is it strange that i don't like rice? perhaps i am just tired of it, after eating it almost three times a day growing up, or maybe it's a remnant of my three month dietary sojourn in south beach? i never order fried rice in chinese restaurants, i rarely eat nigiri sushi, and i always ask the server not to waste a little bowl of steamed white rice on me in korean restaurants. you would think adding cheese to rice would make it attractive to me, but i don't love risotto, either. whatever the format, i am not a rice girl.
so it was a tough sell for me when we went to go eat jook, a korean rice porridge, similar to "zhou" or "congee" in chinese cuisine and "okayu" and "zosui" for japan. the base is white rice, cooked down with water, sometimes chicken broth, and other things added, like abalone (jun-bok jook), chicken (dahk jook), or pumpkin (ho-bahk jook). like any thick, warm, hearty grain food, jook is a comfort food of sorts. koreans eat jook for breakfast, the way americans eat oatmeal. when i get yook-gae jahng or suh-lung tahng at 4 am to sober up before leaving k-town, others like jook. and every korean mom knows that jook is the end-all be-all cure for every ailment from the common cold to diarrhea.

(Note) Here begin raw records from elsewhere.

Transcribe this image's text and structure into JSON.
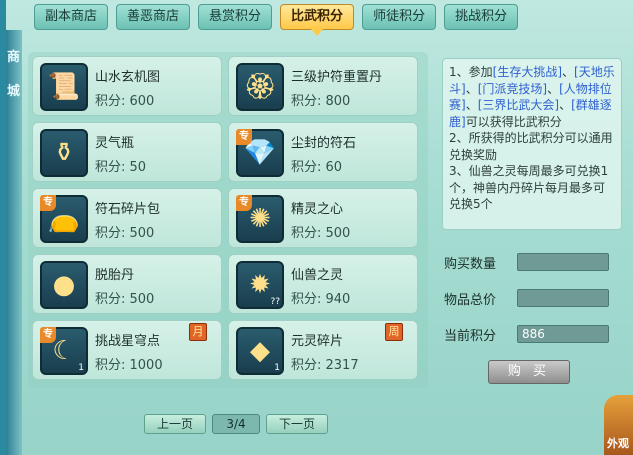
{
  "tabs": [
    {
      "label": "副本商店"
    },
    {
      "label": "善恶商店"
    },
    {
      "label": "悬赏积分"
    },
    {
      "label": "比武积分"
    },
    {
      "label": "师徒积分"
    },
    {
      "label": "挑战积分"
    }
  ],
  "side_text": [
    "商",
    "城"
  ],
  "score_prefix": "积分: ",
  "items": [
    {
      "name": "山水玄机图",
      "score": "600",
      "icon": "scroll-icon",
      "tag": "",
      "count": "",
      "limit": ""
    },
    {
      "name": "三级护符重置丹",
      "score": "800",
      "icon": "golden-talisman-icon",
      "tag": "",
      "count": "",
      "limit": ""
    },
    {
      "name": "灵气瓶",
      "score": "50",
      "icon": "vase-icon",
      "tag": "",
      "count": "",
      "limit": ""
    },
    {
      "name": "尘封的符石",
      "score": "60",
      "icon": "rune-stone-icon",
      "tag": "专",
      "count": "",
      "limit": ""
    },
    {
      "name": "符石碎片包",
      "score": "500",
      "icon": "bag-icon",
      "tag": "专",
      "count": "",
      "limit": ""
    },
    {
      "name": "精灵之心",
      "score": "500",
      "icon": "spirit-heart-icon",
      "tag": "专",
      "count": "",
      "limit": ""
    },
    {
      "name": "脱胎丹",
      "score": "500",
      "icon": "pill-icon",
      "tag": "",
      "count": "",
      "limit": ""
    },
    {
      "name": "仙兽之灵",
      "score": "940",
      "icon": "beast-spirit-icon",
      "tag": "",
      "count": "??",
      "limit": ""
    },
    {
      "name": "挑战星穹点",
      "score": "1000",
      "icon": "crescent-moon-icon",
      "tag": "专",
      "count": "1",
      "limit": "月"
    },
    {
      "name": "元灵碎片",
      "score": "2317",
      "icon": "gold-shard-icon",
      "tag": "",
      "count": "1",
      "limit": "周"
    }
  ],
  "pager": {
    "prev": "上一页",
    "page": "3/4",
    "next": "下一页"
  },
  "description": {
    "l1a": "1、参加",
    "l1b": "[生存大挑战]",
    "l1c": "、",
    "l1d": "[天地乐斗]",
    "l1e": "、",
    "l1f": "[门派竞技场]",
    "l1g": "、",
    "l1h": "[人物排位赛]",
    "l1i": "、",
    "l1j": "[三界比武大会]",
    "l1k": "、",
    "l1l": "[群雄逐鹿]",
    "l1m": "可以获得比武积分",
    "l2": "2、所获得的比武积分可以通用兑换奖励",
    "l3": "3、仙兽之灵每周最多可兑换1个，神兽内丹碎片每月最多可兑换5个"
  },
  "fields": {
    "qty_label": "购买数量",
    "qty_value": "",
    "total_label": "物品总价",
    "total_value": "",
    "current_label": "当前积分",
    "current_value": "886"
  },
  "buy_label": "购 买",
  "corner_label": "外观"
}
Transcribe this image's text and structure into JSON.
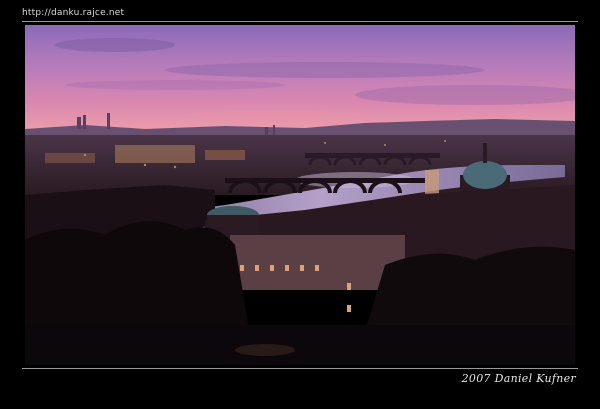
{
  "header": {
    "url": "http://danku.rajce.net"
  },
  "footer": {
    "credit": "2007 Daniel Kufner"
  },
  "photo": {
    "subject": "city-river-bridges-dusk",
    "colors": {
      "sky_top": "#7a6ab0",
      "sky_mid": "#b77db8",
      "sky_glow": "#e08aa8",
      "horizon": "#f0a0a8",
      "city": "#3a2a3a",
      "river": "#8a7aa8",
      "foreground": "#140c10"
    }
  }
}
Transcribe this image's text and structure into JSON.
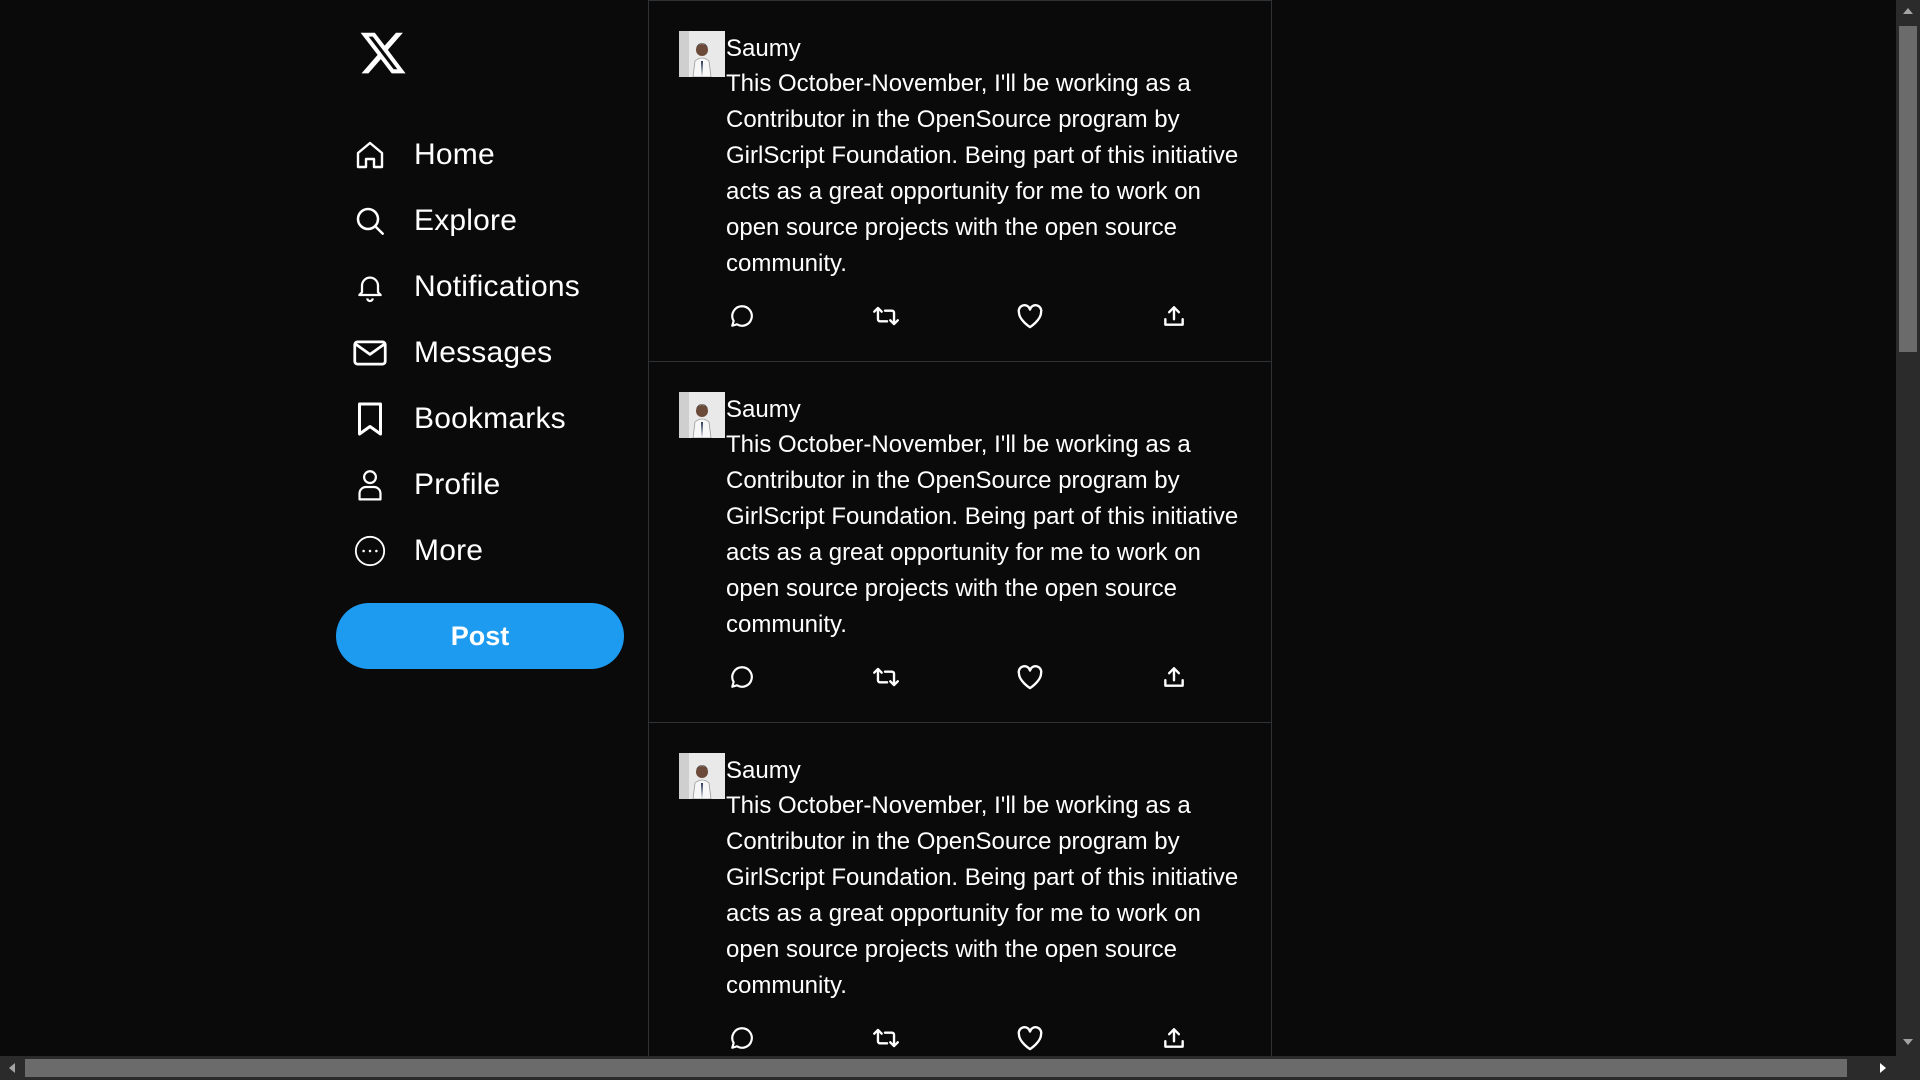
{
  "app": {
    "logo_icon": "x-logo-icon"
  },
  "sidebar": {
    "items": [
      {
        "label": "Home",
        "icon": "home-icon"
      },
      {
        "label": "Explore",
        "icon": "search-icon"
      },
      {
        "label": "Notifications",
        "icon": "bell-icon"
      },
      {
        "label": "Messages",
        "icon": "mail-icon"
      },
      {
        "label": "Bookmarks",
        "icon": "bookmark-icon"
      },
      {
        "label": "Profile",
        "icon": "person-icon"
      },
      {
        "label": "More",
        "icon": "more-circle-icon"
      }
    ],
    "post_label": "Post"
  },
  "feed": {
    "tweets": [
      {
        "author": "Saumy",
        "text": "This October-November, I'll be working as a Contributor in the OpenSource program by GirlScript Foundation. Being part of this initiative acts as a great opportunity for me to work on open source projects with the open source community."
      },
      {
        "author": "Saumy",
        "text": "This October-November, I'll be working as a Contributor in the OpenSource program by GirlScript Foundation. Being part of this initiative acts as a great opportunity for me to work on open source projects with the open source community."
      },
      {
        "author": "Saumy",
        "text": "This October-November, I'll be working as a Contributor in the OpenSource program by GirlScript Foundation. Being part of this initiative acts as a great opportunity for me to work on open source projects with the open source community."
      }
    ],
    "action_icons": [
      "reply-icon",
      "retweet-icon",
      "like-icon",
      "share-icon"
    ]
  },
  "theme": {
    "background": "#0a0a0a",
    "accent": "#1d9bf0",
    "border": "#2f3336",
    "text": "#ffffff"
  }
}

there are a few restaurants in koreatown that "do jook." san on 8th street specializes in it, and is very well known for their jun-bok jook. other korean late-night cafe/bistro-type places like hodori, nakwon, and ko-ggi-ree (aka elephant snack) also have jook on their menus.
i don't think, though, that i could go and actually pay to eat jook; we went to someone's house and had homemade jook with pine nuts, jaht jook. typically, jook requires a long soaking of raw rice in water, chopping the rice in a food processor, then cooking. you can cheat a little to save on the soaking time and just use already cooked rice and get basically the same texture and flavor.

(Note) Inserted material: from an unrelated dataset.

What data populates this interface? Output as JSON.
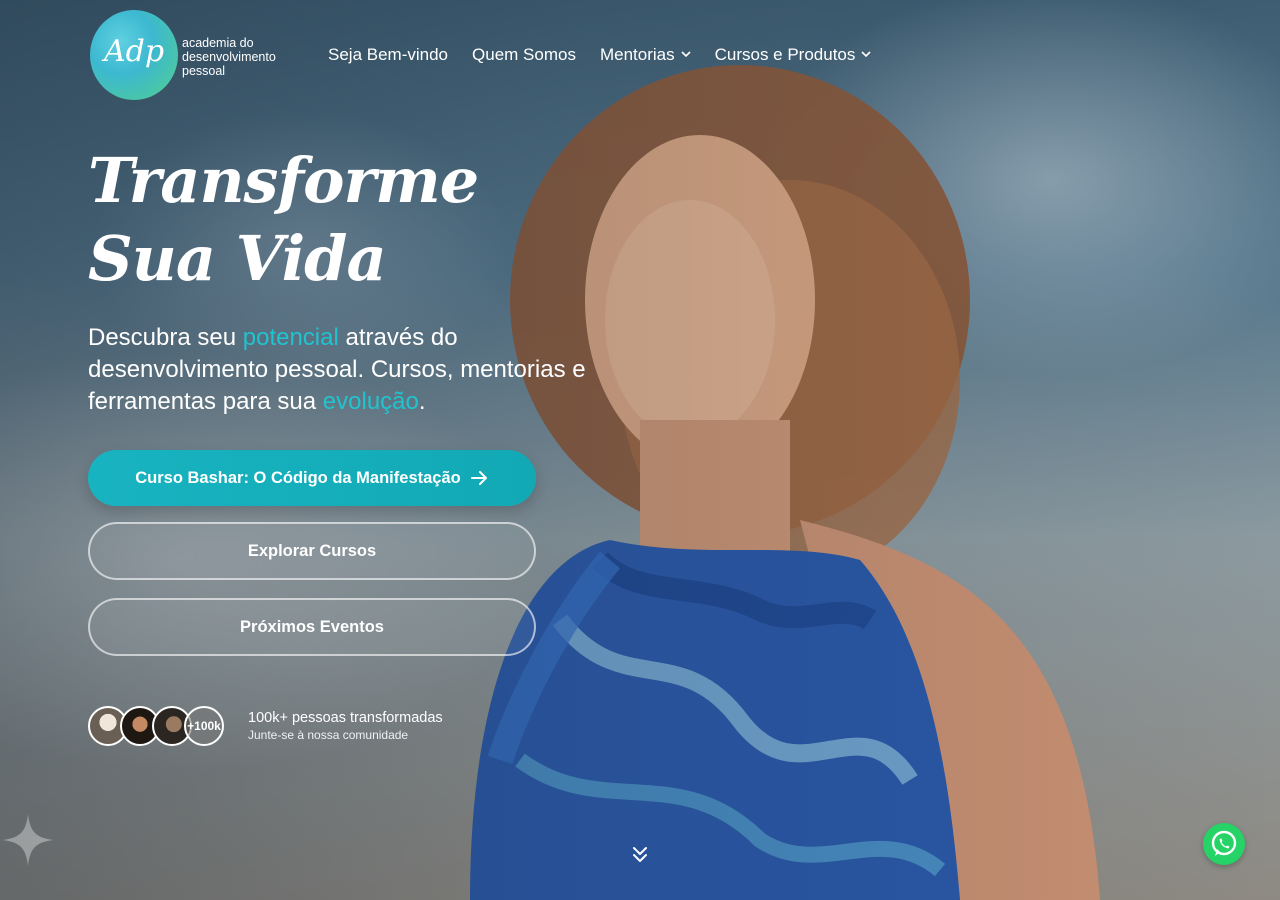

1 c. white rice
2 c. pine nuts
6 - 10 c. water
sesame oil and sesame seeds
nori goma furikake (japanese seasoning made of salt, sugar, seaweed, and sesame seeds)
1. soak the rice in water for about 4 - 5 hours
2. drain rice, saving the soaking water and chop in a blender or food processor with ½ c. water until the grains are about ½ to ⅓ their original size, then put into a large pot
3. chop 1 and ½ c. of the pine nuts in the food processor with another ½ c. water and add to the pot with the rice
4. add the remaining ½ c. whole pine nuts and another 5 c. water to the pot, and bring everything to a boil. reduce heat, and simmer for about 20 minutes, until the rice is soft, adding water if the jook gets too thick
5. season with salt to taste, drizzle with sesame oil, and serve with sesame seeds or nori goma furikake